»»

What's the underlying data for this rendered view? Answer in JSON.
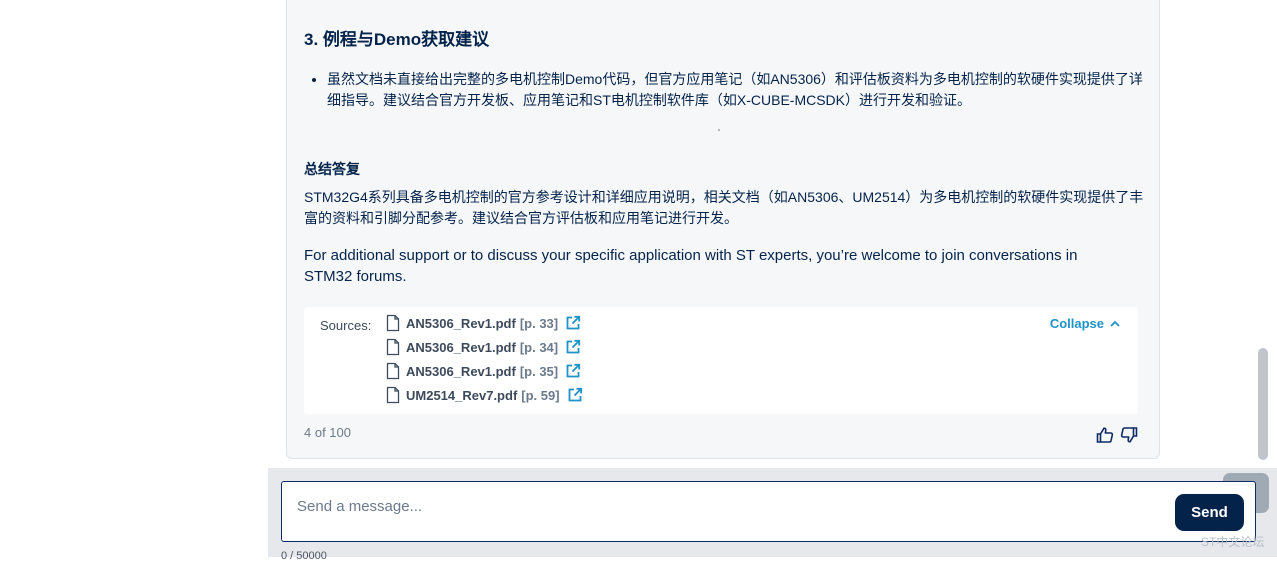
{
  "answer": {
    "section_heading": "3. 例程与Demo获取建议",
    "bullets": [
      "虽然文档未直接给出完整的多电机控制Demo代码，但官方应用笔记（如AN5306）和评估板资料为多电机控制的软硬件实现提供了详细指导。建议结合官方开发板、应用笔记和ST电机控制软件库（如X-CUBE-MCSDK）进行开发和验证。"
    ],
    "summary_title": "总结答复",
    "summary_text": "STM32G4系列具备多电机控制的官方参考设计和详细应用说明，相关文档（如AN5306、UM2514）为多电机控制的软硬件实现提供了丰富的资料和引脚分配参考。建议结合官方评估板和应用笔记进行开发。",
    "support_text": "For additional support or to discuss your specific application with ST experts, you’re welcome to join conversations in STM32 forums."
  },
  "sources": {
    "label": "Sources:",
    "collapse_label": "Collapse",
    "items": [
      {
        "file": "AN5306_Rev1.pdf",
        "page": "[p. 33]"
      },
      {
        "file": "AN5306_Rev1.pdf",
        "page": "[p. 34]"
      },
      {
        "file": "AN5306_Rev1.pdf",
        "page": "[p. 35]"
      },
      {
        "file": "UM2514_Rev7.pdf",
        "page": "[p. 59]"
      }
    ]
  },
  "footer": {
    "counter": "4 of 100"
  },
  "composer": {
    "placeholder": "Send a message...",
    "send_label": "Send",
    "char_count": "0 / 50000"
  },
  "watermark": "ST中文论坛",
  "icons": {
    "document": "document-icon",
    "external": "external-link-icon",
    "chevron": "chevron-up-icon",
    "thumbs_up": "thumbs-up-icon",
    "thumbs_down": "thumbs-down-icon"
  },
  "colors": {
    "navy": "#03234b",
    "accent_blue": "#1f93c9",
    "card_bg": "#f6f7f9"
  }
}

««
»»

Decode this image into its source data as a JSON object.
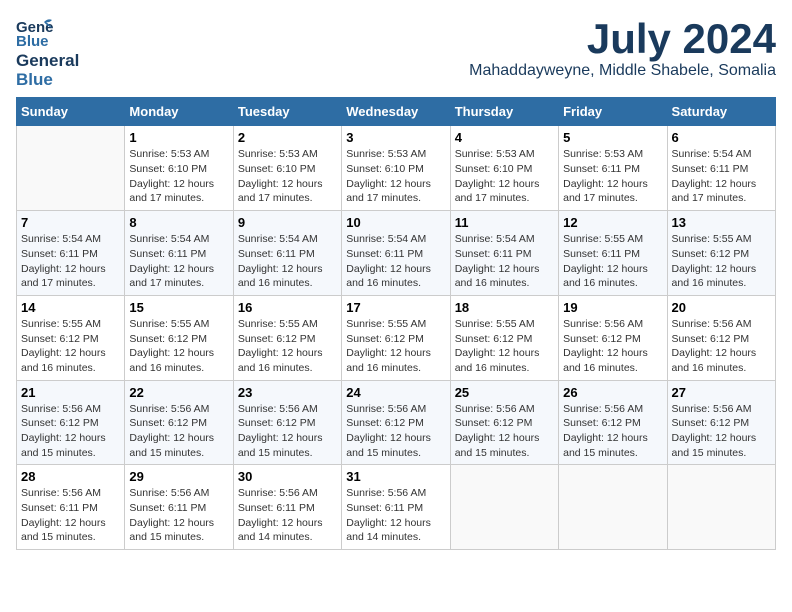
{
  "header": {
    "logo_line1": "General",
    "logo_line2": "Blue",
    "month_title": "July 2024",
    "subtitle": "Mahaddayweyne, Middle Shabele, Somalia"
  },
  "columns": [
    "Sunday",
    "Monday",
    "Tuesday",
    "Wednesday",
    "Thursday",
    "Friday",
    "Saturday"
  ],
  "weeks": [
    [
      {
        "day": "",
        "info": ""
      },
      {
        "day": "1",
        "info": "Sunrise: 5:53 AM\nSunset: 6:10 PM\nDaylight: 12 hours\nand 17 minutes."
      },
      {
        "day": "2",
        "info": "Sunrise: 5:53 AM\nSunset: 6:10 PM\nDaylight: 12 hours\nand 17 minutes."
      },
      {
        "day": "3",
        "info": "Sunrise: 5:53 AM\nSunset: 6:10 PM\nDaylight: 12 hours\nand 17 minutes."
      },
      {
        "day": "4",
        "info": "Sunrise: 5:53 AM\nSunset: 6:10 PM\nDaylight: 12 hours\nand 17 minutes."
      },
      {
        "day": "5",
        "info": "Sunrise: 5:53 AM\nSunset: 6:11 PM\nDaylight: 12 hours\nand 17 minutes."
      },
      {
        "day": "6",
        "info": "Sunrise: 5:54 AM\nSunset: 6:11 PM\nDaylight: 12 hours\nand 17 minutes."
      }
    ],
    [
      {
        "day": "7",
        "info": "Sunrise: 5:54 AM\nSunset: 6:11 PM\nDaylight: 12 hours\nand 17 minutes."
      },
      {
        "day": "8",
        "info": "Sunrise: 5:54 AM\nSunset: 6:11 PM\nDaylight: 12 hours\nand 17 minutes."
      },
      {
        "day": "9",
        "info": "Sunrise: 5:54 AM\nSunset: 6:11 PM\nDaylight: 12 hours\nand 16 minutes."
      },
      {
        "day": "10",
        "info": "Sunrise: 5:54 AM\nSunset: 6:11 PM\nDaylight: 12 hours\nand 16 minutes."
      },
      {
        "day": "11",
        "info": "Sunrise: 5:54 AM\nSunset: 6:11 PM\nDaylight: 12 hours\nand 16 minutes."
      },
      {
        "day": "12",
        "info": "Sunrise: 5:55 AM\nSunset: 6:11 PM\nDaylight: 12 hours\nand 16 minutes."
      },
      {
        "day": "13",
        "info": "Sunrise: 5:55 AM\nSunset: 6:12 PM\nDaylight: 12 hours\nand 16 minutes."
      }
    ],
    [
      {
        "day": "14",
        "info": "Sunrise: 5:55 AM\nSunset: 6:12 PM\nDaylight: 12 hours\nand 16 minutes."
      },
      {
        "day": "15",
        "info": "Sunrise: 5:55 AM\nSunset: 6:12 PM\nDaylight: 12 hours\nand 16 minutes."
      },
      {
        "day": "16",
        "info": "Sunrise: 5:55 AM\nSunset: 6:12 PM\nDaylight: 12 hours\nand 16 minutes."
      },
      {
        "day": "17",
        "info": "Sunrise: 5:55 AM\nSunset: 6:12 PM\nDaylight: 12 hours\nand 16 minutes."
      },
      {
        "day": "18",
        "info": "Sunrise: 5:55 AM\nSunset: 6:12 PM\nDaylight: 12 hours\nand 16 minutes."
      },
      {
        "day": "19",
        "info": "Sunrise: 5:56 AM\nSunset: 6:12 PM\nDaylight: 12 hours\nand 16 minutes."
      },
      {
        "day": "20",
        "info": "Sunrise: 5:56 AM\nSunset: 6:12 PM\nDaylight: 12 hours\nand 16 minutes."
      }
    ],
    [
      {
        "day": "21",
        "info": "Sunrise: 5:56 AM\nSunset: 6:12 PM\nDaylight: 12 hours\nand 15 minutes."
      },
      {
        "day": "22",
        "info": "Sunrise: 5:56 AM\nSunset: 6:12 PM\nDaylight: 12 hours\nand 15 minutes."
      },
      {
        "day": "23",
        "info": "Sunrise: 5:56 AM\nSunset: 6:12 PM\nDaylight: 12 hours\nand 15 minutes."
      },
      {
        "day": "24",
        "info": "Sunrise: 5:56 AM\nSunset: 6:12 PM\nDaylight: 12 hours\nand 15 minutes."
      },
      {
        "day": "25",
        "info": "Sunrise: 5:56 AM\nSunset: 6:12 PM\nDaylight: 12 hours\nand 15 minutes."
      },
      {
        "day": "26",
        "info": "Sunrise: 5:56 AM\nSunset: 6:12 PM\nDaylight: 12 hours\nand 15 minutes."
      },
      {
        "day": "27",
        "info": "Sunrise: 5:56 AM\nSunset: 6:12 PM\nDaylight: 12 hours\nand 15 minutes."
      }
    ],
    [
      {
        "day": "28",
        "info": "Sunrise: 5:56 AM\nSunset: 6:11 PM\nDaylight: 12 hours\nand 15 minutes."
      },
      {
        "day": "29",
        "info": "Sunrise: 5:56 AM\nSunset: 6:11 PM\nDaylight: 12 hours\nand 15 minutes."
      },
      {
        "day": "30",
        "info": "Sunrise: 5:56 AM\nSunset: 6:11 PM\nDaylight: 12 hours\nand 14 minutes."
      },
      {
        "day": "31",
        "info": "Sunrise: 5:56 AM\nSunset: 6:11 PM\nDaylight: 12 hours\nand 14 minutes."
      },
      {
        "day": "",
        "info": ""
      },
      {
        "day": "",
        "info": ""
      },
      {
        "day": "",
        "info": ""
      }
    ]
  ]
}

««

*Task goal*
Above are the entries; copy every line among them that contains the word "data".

*Exercise result*
What's the underlying data for this rendered view? Answer in JSON.
Decode this image into its source data as a JSON object.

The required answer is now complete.